In a dramatic promise, Hashem tells the Jewish People that when they do His will, there will peace without fear, and five (Jews) will pursue one hundred (of the enemy), and one hundred (Jews) will pursue ten thousand (of the enemy) (Vayikra 26:8)
. Rashi questions the mathematical proportions mentioned here. If 5 successfully pursue 100, then 100 should successfully pursue 2,000 (keeping the 1:20 ratio). If 100 pursue 10,000, that changes the ratio to 1:100? If so, the converse should also follow – that one (Jew) should successfully purse one hundred (of the enemy). Why aren’t the ratios the same?
Rashi gives a stirring answer: There is no comparison between a small group that fulfills the words of the Torah and a large group that fulfills the words of the Torah. A larger group of Jews, united in their service of Hashem, has more power per person, simply because they’re part of a larger group. What is considered a large group? An entire community? 100,000 Jews? A million? From the words of the Pasuk and Rashi we see it’s only one hundred!
A group of one hundred Jews, united in learning Torah and doing Mitzvos has super powers! Much is lost when Jews are splintered into tiny groups, small minyanim and even chavrusos learning in a private locale. Unity is not just a nice slogan – it’s an enhancement of our safety and security, our essential well-being.
When it comes to our children, learning in a vibrant Yeshiva with hundreds of fellow talmidim and talmidos, there is a special dimension that is added to their experience. They are part of the `many fulfilling the Torah’ for whom Hashem provides extra powers and strength. Being part of a school `community’ becomes all the more important, as our c
hildren will benefit from the special Brachos and abilities that Hashem bestows upon members of a large, dedicated group of Jews.It has been stated numerous times, that alienation from Yiddishkeit R’L, often begins when one separates him or herself from the community. It follows therefore, especially before Shavuos when our unity brought us the great gift of Torah that our children are to be encouraged to be part of our school community, their local shul community and the community of Klal Yisroel that is committed to Torah and Mitzvos.
When our children grow into adulthood and are ready to be productive, supportive members of the Torah community, we will know we have not only succeeded in producing a Torah committed Jew – we will have linked and assured their future success to that of the entirety of the Jewish People.

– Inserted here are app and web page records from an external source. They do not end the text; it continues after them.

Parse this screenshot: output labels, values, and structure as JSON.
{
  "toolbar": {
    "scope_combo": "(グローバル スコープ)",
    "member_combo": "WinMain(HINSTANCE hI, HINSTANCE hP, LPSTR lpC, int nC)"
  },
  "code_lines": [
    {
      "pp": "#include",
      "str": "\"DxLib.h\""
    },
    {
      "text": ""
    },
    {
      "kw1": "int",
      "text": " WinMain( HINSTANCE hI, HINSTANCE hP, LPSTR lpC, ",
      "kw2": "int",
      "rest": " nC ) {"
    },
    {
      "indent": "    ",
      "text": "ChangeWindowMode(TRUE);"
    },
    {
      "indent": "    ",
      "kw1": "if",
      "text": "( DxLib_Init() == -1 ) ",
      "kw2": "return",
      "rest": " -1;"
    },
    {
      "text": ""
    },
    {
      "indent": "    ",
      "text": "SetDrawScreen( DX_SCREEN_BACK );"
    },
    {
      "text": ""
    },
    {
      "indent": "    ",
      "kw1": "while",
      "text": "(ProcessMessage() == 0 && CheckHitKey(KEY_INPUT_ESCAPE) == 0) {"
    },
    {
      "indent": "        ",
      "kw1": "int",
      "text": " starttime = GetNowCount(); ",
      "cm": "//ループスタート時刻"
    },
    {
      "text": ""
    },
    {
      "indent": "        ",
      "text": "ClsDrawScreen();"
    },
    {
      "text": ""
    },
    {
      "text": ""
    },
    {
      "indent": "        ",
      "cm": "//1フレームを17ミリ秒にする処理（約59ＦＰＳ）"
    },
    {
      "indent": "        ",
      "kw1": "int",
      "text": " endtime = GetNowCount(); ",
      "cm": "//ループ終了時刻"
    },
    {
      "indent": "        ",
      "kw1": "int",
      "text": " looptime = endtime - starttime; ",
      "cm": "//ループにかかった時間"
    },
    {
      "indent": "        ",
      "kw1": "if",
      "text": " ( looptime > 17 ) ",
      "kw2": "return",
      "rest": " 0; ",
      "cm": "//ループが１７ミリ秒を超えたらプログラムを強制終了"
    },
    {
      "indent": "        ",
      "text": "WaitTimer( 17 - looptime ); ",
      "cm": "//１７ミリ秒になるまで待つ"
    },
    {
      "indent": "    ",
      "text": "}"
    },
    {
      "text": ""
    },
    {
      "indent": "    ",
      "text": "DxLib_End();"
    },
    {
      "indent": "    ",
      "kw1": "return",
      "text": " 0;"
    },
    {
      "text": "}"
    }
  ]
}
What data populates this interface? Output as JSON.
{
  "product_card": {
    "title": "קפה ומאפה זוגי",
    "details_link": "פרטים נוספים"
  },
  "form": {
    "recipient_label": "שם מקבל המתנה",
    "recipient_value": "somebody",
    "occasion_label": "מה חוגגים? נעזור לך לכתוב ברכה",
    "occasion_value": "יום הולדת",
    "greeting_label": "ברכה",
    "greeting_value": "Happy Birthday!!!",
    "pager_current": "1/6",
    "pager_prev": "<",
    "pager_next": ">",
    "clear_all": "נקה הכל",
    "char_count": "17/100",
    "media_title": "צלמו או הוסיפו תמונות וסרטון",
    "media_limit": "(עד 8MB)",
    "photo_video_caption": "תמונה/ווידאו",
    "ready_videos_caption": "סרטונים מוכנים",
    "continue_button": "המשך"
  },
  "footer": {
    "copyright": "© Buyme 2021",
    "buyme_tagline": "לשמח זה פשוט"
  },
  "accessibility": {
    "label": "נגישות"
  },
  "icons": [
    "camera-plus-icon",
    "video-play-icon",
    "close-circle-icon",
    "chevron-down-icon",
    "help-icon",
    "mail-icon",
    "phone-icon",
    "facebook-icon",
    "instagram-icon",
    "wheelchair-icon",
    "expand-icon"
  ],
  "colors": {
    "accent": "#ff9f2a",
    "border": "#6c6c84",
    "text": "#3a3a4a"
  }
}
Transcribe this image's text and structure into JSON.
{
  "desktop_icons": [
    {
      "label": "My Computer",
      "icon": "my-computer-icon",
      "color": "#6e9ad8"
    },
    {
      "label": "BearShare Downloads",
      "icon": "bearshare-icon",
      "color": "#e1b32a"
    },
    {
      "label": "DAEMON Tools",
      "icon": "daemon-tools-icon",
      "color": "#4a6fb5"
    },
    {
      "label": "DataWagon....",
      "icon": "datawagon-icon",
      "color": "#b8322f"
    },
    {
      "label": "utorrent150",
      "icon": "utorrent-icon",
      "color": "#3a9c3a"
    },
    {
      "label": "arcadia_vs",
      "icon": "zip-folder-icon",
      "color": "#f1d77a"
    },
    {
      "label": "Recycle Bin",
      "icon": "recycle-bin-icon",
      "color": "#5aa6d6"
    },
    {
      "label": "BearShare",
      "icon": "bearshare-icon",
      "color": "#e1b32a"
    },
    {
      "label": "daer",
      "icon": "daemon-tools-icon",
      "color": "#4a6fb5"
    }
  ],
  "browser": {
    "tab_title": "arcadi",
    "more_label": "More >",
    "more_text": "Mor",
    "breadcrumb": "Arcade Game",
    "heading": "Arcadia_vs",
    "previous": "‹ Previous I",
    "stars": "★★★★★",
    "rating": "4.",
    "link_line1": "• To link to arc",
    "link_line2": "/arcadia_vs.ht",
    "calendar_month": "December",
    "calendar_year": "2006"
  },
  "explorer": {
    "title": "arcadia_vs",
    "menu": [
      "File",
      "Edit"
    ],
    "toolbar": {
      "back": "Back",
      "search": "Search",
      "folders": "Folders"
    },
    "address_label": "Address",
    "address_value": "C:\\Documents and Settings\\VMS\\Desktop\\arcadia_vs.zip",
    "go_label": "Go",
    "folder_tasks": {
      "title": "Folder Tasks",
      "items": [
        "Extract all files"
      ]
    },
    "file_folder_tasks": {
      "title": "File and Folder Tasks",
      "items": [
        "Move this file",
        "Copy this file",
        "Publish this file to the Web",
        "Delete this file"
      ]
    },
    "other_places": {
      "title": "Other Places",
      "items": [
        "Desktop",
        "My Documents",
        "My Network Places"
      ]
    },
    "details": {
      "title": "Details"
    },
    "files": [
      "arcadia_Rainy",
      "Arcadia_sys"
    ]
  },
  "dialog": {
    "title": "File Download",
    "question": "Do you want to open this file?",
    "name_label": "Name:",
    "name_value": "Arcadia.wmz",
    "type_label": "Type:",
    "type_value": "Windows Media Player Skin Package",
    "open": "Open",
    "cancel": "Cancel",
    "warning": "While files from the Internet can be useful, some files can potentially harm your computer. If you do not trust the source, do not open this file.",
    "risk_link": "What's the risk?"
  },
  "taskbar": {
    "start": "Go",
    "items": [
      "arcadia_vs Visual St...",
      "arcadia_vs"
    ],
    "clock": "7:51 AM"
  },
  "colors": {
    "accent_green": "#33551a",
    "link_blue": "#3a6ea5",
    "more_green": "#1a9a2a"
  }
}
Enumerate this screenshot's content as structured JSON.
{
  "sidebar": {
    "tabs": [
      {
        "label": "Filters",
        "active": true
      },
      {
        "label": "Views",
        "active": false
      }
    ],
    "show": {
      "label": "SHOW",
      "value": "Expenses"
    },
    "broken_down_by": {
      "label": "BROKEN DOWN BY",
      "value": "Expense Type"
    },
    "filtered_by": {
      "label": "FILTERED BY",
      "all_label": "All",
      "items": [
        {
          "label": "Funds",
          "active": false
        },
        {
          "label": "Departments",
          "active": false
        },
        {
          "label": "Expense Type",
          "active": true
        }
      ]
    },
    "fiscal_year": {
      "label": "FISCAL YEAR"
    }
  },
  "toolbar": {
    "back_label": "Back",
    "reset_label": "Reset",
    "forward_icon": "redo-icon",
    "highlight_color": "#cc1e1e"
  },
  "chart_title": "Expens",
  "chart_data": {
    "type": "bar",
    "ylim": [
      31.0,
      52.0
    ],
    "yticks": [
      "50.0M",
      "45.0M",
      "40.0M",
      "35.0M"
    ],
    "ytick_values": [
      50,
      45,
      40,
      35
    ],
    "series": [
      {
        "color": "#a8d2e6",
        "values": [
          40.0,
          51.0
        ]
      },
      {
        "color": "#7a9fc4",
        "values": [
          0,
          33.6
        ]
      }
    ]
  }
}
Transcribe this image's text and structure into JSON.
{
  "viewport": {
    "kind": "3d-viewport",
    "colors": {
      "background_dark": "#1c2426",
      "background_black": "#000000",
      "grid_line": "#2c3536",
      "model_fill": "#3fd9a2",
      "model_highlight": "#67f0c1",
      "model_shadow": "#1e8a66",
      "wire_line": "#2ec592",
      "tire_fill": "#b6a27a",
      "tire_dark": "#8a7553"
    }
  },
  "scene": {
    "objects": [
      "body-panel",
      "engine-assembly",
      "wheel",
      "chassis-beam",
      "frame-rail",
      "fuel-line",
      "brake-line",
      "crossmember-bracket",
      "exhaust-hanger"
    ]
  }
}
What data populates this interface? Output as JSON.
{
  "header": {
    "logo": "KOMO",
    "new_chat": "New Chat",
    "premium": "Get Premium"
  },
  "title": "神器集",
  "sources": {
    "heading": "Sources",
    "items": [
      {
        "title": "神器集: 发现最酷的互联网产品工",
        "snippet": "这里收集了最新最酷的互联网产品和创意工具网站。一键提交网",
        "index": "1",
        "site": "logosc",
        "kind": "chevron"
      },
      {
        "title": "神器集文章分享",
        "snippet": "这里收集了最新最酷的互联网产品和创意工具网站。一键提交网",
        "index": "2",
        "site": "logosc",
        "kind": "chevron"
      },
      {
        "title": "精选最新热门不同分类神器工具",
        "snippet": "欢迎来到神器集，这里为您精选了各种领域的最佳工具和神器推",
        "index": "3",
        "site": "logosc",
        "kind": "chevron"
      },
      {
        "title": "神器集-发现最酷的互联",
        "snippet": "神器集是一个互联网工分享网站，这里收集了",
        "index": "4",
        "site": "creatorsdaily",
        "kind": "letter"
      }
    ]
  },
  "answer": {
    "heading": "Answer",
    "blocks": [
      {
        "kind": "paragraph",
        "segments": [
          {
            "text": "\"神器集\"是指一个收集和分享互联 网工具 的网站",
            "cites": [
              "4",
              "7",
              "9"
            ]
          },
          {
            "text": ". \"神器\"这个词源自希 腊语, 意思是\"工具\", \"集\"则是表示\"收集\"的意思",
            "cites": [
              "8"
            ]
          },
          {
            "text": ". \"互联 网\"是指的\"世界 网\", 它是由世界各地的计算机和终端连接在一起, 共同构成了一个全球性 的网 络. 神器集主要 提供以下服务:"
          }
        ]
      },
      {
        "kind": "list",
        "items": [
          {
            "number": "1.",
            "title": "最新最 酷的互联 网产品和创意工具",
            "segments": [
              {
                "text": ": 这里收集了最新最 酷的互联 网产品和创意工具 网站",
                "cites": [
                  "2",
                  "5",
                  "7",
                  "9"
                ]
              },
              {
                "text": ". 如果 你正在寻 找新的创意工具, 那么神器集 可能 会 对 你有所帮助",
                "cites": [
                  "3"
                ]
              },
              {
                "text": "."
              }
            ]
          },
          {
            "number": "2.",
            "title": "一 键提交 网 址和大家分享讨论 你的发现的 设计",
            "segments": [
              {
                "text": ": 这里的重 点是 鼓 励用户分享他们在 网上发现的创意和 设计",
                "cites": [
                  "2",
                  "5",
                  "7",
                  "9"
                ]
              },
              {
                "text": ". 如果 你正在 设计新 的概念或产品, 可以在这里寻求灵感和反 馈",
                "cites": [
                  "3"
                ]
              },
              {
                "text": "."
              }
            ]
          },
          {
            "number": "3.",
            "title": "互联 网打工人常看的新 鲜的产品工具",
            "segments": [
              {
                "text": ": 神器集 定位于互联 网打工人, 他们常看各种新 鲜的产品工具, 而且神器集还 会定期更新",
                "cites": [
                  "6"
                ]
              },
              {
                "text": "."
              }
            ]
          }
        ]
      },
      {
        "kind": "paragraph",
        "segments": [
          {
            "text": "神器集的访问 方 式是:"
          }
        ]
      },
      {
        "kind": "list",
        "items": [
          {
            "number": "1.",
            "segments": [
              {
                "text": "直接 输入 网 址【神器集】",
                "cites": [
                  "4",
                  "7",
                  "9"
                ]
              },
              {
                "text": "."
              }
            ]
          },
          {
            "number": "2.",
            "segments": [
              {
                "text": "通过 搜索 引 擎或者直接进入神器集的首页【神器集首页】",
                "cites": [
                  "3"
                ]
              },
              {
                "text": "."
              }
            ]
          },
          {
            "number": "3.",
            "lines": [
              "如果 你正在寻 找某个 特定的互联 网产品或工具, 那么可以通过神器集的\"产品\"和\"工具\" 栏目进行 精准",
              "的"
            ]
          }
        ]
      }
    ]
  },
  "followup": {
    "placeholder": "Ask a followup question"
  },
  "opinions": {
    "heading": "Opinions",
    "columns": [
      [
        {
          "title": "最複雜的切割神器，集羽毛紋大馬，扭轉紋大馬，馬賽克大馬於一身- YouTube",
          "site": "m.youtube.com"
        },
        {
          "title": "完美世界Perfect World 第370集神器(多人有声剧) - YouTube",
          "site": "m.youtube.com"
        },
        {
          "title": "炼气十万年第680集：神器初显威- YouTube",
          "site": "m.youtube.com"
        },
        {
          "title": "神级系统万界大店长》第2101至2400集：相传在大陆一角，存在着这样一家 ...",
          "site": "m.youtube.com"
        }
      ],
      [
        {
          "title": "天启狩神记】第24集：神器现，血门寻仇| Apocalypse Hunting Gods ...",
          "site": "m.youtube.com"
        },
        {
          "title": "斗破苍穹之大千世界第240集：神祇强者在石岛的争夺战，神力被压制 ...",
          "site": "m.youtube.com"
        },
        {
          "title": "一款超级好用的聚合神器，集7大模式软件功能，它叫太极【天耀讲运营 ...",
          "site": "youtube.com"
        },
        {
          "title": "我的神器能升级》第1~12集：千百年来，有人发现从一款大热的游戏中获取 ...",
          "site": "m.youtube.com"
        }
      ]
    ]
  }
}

With best wishes for a Shabbos of strength and unity,
Rabbi Kalman Baumann